DATA RECORDS: Begin

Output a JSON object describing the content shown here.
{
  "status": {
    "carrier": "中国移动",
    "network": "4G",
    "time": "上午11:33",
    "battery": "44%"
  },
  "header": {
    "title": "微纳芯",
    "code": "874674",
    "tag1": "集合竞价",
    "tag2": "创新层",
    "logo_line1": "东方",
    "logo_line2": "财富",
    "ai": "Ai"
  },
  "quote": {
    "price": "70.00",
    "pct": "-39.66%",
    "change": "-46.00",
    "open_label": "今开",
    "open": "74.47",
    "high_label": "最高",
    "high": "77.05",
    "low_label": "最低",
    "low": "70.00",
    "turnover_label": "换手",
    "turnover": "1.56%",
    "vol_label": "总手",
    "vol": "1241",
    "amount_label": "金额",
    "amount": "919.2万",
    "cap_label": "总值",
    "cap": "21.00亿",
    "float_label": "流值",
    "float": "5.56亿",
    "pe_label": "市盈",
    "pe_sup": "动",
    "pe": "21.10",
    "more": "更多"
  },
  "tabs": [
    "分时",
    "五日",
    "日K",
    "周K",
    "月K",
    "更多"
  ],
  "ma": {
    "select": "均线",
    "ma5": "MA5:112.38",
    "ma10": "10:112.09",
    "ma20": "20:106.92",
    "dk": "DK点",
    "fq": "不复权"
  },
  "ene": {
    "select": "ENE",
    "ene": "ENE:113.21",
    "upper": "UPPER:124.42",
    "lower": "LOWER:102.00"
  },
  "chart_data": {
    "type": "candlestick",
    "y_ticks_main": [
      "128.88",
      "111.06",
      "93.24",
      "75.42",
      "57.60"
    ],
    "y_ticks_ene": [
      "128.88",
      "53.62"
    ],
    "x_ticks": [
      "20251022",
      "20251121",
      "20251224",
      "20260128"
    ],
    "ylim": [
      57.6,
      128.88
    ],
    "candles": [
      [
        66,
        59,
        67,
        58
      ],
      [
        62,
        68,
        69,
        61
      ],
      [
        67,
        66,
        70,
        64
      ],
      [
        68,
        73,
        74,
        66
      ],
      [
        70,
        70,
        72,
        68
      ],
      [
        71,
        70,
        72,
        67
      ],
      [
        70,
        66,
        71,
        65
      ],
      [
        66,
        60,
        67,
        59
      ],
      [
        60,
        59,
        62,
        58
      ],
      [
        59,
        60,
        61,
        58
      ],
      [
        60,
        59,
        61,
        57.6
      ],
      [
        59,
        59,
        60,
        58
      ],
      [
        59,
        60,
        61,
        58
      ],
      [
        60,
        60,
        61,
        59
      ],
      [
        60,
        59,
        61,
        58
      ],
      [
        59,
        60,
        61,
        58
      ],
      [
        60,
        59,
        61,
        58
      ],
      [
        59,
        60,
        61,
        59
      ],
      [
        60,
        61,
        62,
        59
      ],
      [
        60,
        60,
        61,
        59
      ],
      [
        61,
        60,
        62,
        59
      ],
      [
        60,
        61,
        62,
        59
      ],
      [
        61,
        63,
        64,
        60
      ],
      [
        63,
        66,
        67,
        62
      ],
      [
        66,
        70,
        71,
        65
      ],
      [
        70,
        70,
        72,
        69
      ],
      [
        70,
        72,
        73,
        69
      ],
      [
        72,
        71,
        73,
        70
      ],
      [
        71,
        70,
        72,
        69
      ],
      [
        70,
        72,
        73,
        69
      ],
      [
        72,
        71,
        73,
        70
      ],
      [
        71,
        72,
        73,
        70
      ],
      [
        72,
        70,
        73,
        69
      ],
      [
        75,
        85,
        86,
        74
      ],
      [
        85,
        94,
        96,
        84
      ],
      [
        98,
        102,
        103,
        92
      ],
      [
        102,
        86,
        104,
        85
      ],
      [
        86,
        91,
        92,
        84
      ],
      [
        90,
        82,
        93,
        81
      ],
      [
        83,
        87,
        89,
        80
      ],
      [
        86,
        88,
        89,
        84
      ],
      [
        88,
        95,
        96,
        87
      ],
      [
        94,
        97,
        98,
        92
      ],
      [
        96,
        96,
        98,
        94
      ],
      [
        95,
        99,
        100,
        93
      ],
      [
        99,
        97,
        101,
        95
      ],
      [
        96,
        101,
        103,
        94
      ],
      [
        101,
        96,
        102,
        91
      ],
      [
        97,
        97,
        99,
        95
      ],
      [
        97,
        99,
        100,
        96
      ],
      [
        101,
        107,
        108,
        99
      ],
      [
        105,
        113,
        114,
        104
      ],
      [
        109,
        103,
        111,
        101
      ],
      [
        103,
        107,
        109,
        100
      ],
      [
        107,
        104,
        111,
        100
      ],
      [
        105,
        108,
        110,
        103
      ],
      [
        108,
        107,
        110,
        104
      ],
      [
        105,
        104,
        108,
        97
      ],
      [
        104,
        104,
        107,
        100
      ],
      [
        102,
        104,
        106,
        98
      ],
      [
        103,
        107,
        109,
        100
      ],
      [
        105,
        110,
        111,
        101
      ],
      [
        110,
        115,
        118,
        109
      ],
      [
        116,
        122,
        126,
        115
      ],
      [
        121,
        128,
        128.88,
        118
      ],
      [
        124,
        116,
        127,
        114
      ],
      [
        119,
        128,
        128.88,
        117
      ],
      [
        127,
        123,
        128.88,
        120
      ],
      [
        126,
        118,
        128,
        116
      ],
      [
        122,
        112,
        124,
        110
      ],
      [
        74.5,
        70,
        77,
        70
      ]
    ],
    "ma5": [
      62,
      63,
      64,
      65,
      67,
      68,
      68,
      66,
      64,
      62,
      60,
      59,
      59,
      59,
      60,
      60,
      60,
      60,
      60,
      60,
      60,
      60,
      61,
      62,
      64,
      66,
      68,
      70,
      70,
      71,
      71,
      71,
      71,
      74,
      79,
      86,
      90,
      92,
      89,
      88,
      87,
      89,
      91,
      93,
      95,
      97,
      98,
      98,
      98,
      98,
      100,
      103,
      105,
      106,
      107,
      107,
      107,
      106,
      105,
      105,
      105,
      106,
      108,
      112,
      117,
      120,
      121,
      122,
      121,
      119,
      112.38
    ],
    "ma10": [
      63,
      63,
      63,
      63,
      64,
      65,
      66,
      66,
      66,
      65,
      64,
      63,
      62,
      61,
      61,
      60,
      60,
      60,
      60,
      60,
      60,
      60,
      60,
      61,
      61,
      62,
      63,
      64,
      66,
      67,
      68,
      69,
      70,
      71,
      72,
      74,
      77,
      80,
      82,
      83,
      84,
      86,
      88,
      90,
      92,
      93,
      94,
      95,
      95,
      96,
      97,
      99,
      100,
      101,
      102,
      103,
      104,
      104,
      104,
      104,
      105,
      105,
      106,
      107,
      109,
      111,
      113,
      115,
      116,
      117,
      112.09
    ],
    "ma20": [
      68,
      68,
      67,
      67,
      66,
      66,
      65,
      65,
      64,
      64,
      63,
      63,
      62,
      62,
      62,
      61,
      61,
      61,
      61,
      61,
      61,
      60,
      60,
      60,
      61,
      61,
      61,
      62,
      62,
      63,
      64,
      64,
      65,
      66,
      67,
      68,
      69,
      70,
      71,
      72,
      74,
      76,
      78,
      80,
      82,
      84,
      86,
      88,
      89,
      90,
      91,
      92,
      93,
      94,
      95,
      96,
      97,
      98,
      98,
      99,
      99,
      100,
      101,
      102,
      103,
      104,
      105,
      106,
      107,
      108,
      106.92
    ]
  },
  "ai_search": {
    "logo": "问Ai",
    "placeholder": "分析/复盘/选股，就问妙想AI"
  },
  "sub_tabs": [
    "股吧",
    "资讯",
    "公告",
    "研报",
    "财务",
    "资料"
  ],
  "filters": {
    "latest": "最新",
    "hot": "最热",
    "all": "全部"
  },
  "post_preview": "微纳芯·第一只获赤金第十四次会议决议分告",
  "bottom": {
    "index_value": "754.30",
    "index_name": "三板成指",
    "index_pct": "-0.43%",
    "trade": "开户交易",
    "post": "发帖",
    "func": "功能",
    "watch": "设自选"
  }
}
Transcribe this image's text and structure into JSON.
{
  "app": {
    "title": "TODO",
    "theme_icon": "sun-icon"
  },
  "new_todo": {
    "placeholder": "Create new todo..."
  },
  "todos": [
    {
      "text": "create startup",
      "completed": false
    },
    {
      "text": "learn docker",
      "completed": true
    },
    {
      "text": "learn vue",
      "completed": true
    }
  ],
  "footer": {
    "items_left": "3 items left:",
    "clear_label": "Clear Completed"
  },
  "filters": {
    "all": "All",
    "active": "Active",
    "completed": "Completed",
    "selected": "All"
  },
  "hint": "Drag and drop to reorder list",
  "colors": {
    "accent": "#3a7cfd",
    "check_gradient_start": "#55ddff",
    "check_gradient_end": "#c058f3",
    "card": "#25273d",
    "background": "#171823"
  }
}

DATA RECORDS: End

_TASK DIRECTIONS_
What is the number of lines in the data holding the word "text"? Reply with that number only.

_FINISHED TASK_
4